Big Eared bat in cloth

What makes bats so vulnerable to cats?

Bats are vulnerable to cat predation because of their behaviour and their biology.

Bat behaviour. Bats are social animals and like to roost together in groups. The noise, smell and movement associated with these roosts can attract cats, who often lie in wait for the bats as they emerge at night to feed. Some roosting spots that bats choose, such as attics, can make them more likely to encounter cats.

Bat biology. Bats are long-lived animals with low reproductive rates. Most bats give birth to just one pup each year, and only about half of pups make it through their first winter. Studies have revealed that cats tend to prey on healthy bats rather than ones who are already weak or vulnerable. Evidence also exists that female bats are attacked more often than male bats. Taken together, this can further impact a population’s ability to compensate for cat predation and other threats.

The rabies risk

Bats are the only known wild carrier of rabies in B.C. Although rabies occurs at very low levels in bat populations — about one in every thousand bats — being outdoors puts cats at risk. In fact, a Canadian study found that compared to indoor cats, free-roaming cats had a ten-fold higher interaction rate with bats and double the probability of encountering a rabies-positive bat. This also puts other animals and people whom the cat comes into contact with at risk too.

Protecting bats from cats

Given that hunting is a natural behaviour for cats, the most effective way to prevent them from harming bats is to keep them indoors, particularly at night when bats are most active and during the reproductive season (March to August) to protect females and their young. Once cats learn the location of a roost, they often return to it night after night, so keeping your cat inside could save a whole colony.

For guardians who live near forested areas, keeping cats indoors is especially critical. Research has shown that the probability of a cat preying on native species increases closer to forest edges. Bats tend to target areas with higher concentrations of insects, which can include forest edges where insects seek shelter from the wind. This can bring them into contact with cats on the hunt.

For cats who still want a taste of outdoor life, supervising them outdoors or providing them with outdoor access in an enclosure like a catio is a safe alternative. The BC SPCA also has plenty of tips for keeping indoor cats entertained.

Other ways to help bats

In addition to protecting bats from cats, here are some other things you can do to help our nighttime neighbours:

  • Plant native trees, shrubs and flowers to attract insects. Moths are an especially important food source for bats.
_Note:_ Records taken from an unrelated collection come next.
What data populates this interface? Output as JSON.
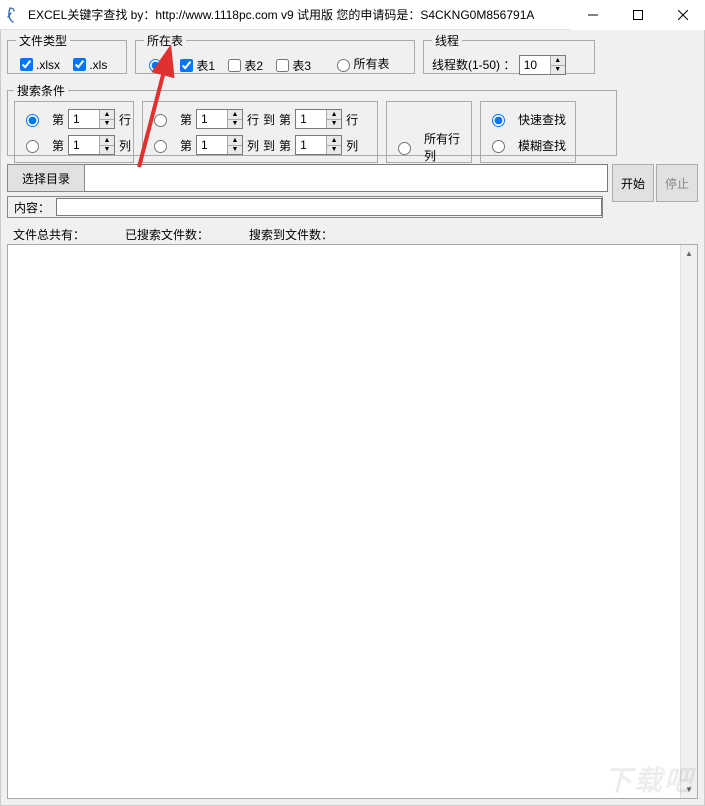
{
  "window": {
    "title": "EXCEL关键字查找  by：http://www.1118pc.com v9 试用版 您的申请码是：S4CKNG0M856791A"
  },
  "groups": {
    "filetype": {
      "legend": "文件类型",
      "xlsx": ".xlsx",
      "xls": ".xls"
    },
    "sheet": {
      "legend": "所在表",
      "radio_specify": "",
      "s1": "表1",
      "s2": "表2",
      "s3": "表3",
      "all": "所有表"
    },
    "threads": {
      "legend": "线程",
      "label": "线程数(1-50) ：",
      "value": "10"
    },
    "cond": {
      "legend": "搜索条件",
      "di": "第",
      "row": "行",
      "col": "列",
      "to": "到",
      "v1": "1",
      "v2": "1",
      "v3": "1",
      "v4": "1",
      "v5": "1",
      "v6": "1",
      "all_cols": "所有行列",
      "fast": "快速查找",
      "fuzzy": "模糊查找"
    }
  },
  "dirrow": {
    "choose": "选择目录",
    "path": "",
    "start": "开始",
    "stop": "停止"
  },
  "contentrow": {
    "label": "内容：",
    "value": ""
  },
  "status": {
    "total": "文件总共有：",
    "searched": "已搜索文件数：",
    "found": "搜索到文件数："
  },
  "watermark": "下载吧"
}
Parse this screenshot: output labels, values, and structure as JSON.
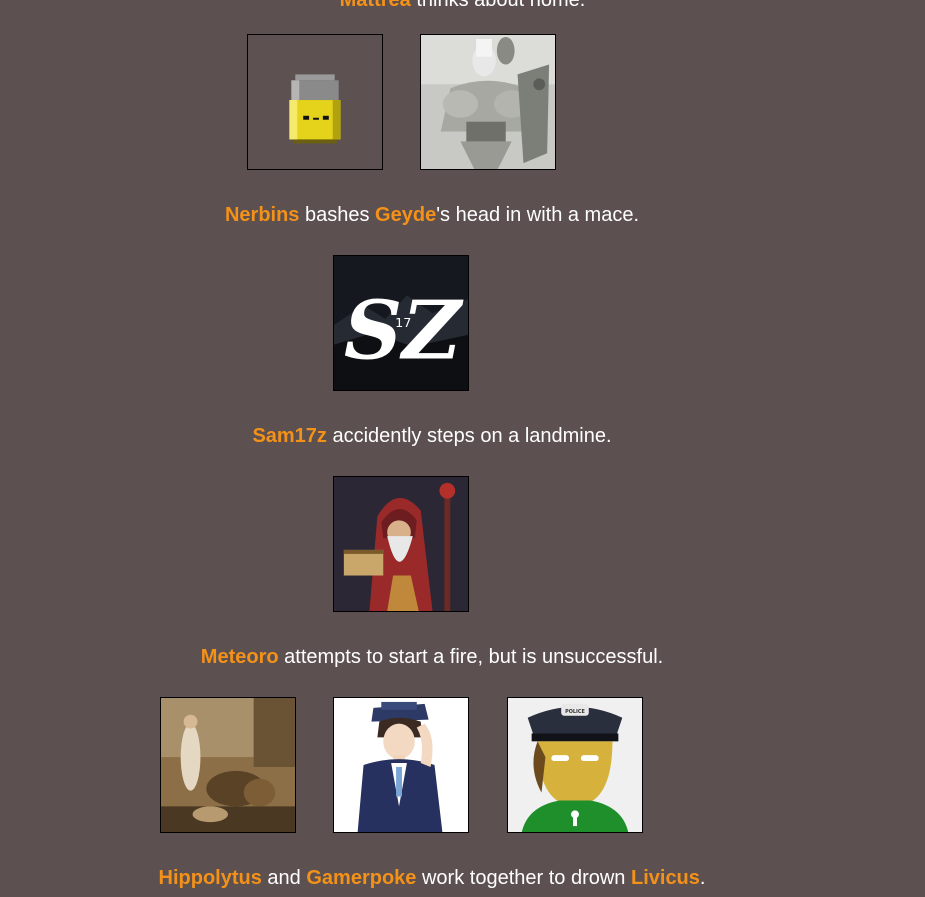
{
  "events": [
    {
      "id": "partial",
      "actor": "Mattrea",
      "text": " thinks about home."
    },
    {
      "id": "event-1",
      "actor": "Nerbins",
      "middle": " bashes ",
      "target": "Geyde",
      "text": "'s head in with a mace."
    },
    {
      "id": "event-2",
      "actor": "Sam17z",
      "text": " accidently steps on a landmine."
    },
    {
      "id": "event-3",
      "actor": "Meteoro",
      "text": " attempts to start a fire, but is unsuccessful."
    },
    {
      "id": "event-4",
      "actor1": "Hippolytus",
      "and": " and ",
      "actor2": "Gamerpoke",
      "middle": " work together to drown ",
      "target": "Livicus",
      "end": "."
    }
  ],
  "avatars": {
    "sz_text": "SZ",
    "sz_sub": "17",
    "police_badge": "POLICE"
  },
  "colors": {
    "background": "#5c5150",
    "name": "#f39119",
    "text": "#ffffff"
  }
}
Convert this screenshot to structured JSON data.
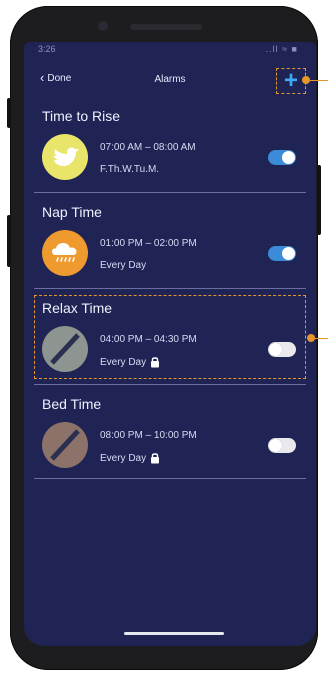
{
  "status_bar": {
    "time": "3:26",
    "icons": "..ll ≈ ■"
  },
  "nav": {
    "back_label": "Done",
    "title": "Alarms",
    "add_label": "+"
  },
  "alarms": [
    {
      "name": "Time to Rise",
      "times": "07:00 AM – 08:00 AM",
      "days": "F.Th.W.Tu.M.",
      "enabled": true,
      "locked": false,
      "icon": "bird-icon",
      "icon_color": "#e9e56a"
    },
    {
      "name": "Nap Time",
      "times": "01:00 PM – 02:00 PM",
      "days": "Every Day",
      "enabled": true,
      "locked": false,
      "icon": "rain-cloud-icon",
      "icon_color": "#ee9a2e"
    },
    {
      "name": "Relax Time",
      "times": "04:00 PM – 04:30 PM",
      "days": "Every Day",
      "enabled": false,
      "locked": true,
      "icon": "disabled-icon",
      "icon_color": "#8e9490"
    },
    {
      "name": "Bed Time",
      "times": "08:00 PM – 10:00 PM",
      "days": "Every Day",
      "enabled": false,
      "locked": true,
      "icon": "disabled-icon",
      "icon_color": "#8c7268"
    }
  ],
  "colors": {
    "background": "#1f2454",
    "accent": "#3fa9f5",
    "toggle_on": "#3b8bd8",
    "annotation": "#e7962a"
  }
}
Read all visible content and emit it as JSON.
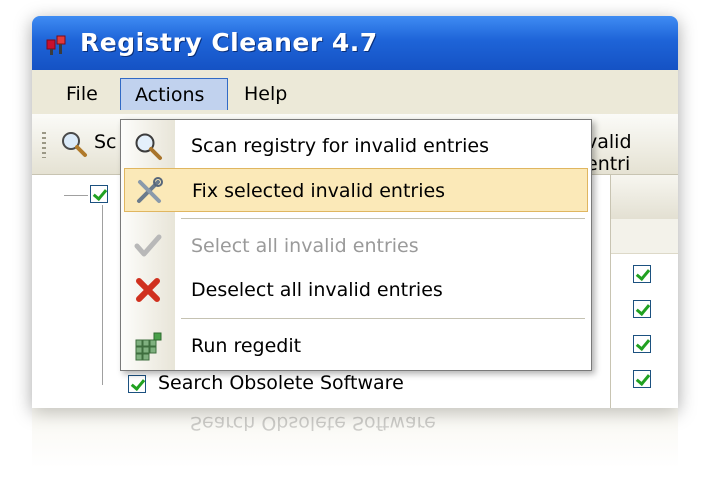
{
  "window": {
    "title": "Registry Cleaner 4.7"
  },
  "menubar": {
    "items": [
      "File",
      "Actions",
      "Help"
    ]
  },
  "toolbar": {
    "left_text": "Sc",
    "right_text": "valid entri"
  },
  "tree": {
    "visible_item": "Search Obsolete Software"
  },
  "actions_menu": {
    "items": [
      {
        "label": "Scan registry for invalid entries",
        "icon": "magnifier-icon",
        "state": "normal"
      },
      {
        "label": "Fix selected invalid entries",
        "icon": "repair-tools-icon",
        "state": "highlighted"
      },
      {
        "label": "Select all invalid entries",
        "icon": "checkmark-icon",
        "state": "disabled"
      },
      {
        "label": "Deselect all invalid entries",
        "icon": "red-x-icon",
        "state": "normal"
      },
      {
        "label": "Run regedit",
        "icon": "regedit-grid-icon",
        "state": "normal"
      }
    ]
  },
  "colors": {
    "titlebar": "#1e64d8",
    "menu_highlight": "#fbe9b8",
    "check_green": "#21a121",
    "deselect_red": "#d0301e"
  }
}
For those with limited space, potted plants and hanging baskets are a good option.
  • Avoid using pesticides.
  • Come fall, avoid raking up all your leaves. Decaying plant matter makes great shelter for overwintering insects that will benefit bats the following spring.
  • Light pollution impacts how bats hunt. Keep your yard or garden dark at night to encourage use by foraging bats.
  • Watch out for signs of White-nose syndrome, a fungal disease that has devastated bat populations across North America, and report sightings of dead bats or unusual bat activity to the B.C. Community Bat Program.
  • There is still so much that we don’t know about bats. The more we learn, the better we can protect them! Take part in a citizen science project for bats in your local community.

Learn more